So, I would demand that value-added control for whether students attend neighborhood or magnet schools. If the data then shows that it is no more difficult, systemically, to raise scores for students coming from intense concentrations of extreme poverty than it is to increase test scores for poor kids in selective schools, we practitioners will stand corrected. If, however, our professional judgments are confirmed and peer effects make it more difficult to not only raise scores but, also, to demonstrate the same repertoire of best practices in schools ravaged by disorder, truancy, and violence, then those value-added findings should be used to retrain the evaluator trainers.

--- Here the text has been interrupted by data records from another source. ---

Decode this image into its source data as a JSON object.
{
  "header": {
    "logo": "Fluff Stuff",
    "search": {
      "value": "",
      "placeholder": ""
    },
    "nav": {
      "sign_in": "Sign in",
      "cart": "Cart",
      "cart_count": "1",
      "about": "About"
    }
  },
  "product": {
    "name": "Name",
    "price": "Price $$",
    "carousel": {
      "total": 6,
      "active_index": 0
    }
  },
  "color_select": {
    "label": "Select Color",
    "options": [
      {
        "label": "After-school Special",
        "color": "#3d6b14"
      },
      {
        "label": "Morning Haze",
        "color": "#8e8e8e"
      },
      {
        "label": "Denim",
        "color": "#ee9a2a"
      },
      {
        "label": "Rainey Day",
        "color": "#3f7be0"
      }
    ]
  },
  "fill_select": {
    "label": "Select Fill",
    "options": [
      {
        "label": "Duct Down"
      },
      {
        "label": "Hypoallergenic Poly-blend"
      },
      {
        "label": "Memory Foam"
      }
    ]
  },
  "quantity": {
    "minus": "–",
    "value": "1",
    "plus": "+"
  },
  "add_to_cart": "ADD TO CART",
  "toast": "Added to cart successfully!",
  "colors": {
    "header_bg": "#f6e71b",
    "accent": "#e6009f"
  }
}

Some (or many) districts may refuse to control in such a manner, claiming that it would give educators an "excuse" for giving up on difficult students. In that case, the union should demand the raw data so that it could run the numbers on its own dime. If (or when) systems refuse that request, teachers should walk away from the table and the social scientists who design value-added models should do the same. They could then become expert witnesses in a legal campaign to force districts to respect the scientific method when imposing high stakes on schools and educators.

I do not fully understand why Harris would claim that value-added screening, per se, would remove the incentive to expand bubble-in testing into all grades, but maybe I am misreading this sentence, "If teachers failed on either measure [value-added or observation], then that would be a reason for collecting additional information." If he wants both measures to be applied to all teachers, so that greater scrutiny is applied to those who do not pass both, then he is just doubling the hurdles that teachers must clear. On the other hand, reducing the relative importance of value-added could reduce the motivation to distort educational practice in order to stay out of the woodshed, so maybe Harris has a point.

I read Harris as also presenting a truth in advertising proposal that could help break our cycle of teacher-bashing, which creates more failure, and which prompts more scapegoating of teachers. Legislators, who believed the inflated claims of the data-driven crowd, were willing to foot the bill for a metric which supposedly would remove ineffective teachers, reward the top performers, and guide the improvement of the rest. If they believed the promises of Bill Gates, Arne Duncan, Michelle Rhee, and Jeb Bush, the silver bullet known as "teacher quality" would seem to be a bargain even if it required the quadrupling of standardized tests.

Harris, however, wants a screening approach that creates a "feedback loop." It would take as much, or more, resources to design a viable system which "certainly wouldn't solve all the problems with the new teacher evaluation systems." That is a far cry from the panacea that the accountability hawks have foisted on federal, state, and local governments. It is less likely that political leaders would foot the bill for the computer systems, the training, and the implementation of a screening system which incorporates value-added as only one part of a complex process.

So, I would use Harris' proposal as a step towards better evaluations and ending the discord that high-stakes testing has sown. I would ask social scientists to reciprocate, however.

Perhaps they could organize their own TFA -- Testify for Accuracy. This and other recommendations by Harris and others could be compiled into an educational version of the medical Standards of Care rubrics. It could be declared unethical to continue to participate in developing a high-stakes value-added system that did not live up to scientific standards. When districts ignore the professional advice of the designers of statistical systems, the ethical response would be to testify about the system's problems. Just as attorneys -- as officers of the court -- have an ethical obligation to defendants who cannot afford counsel, a panel of statisticians should stand ready to testify in termination cases where their models are used in a way that offends their profession's sense of propriety.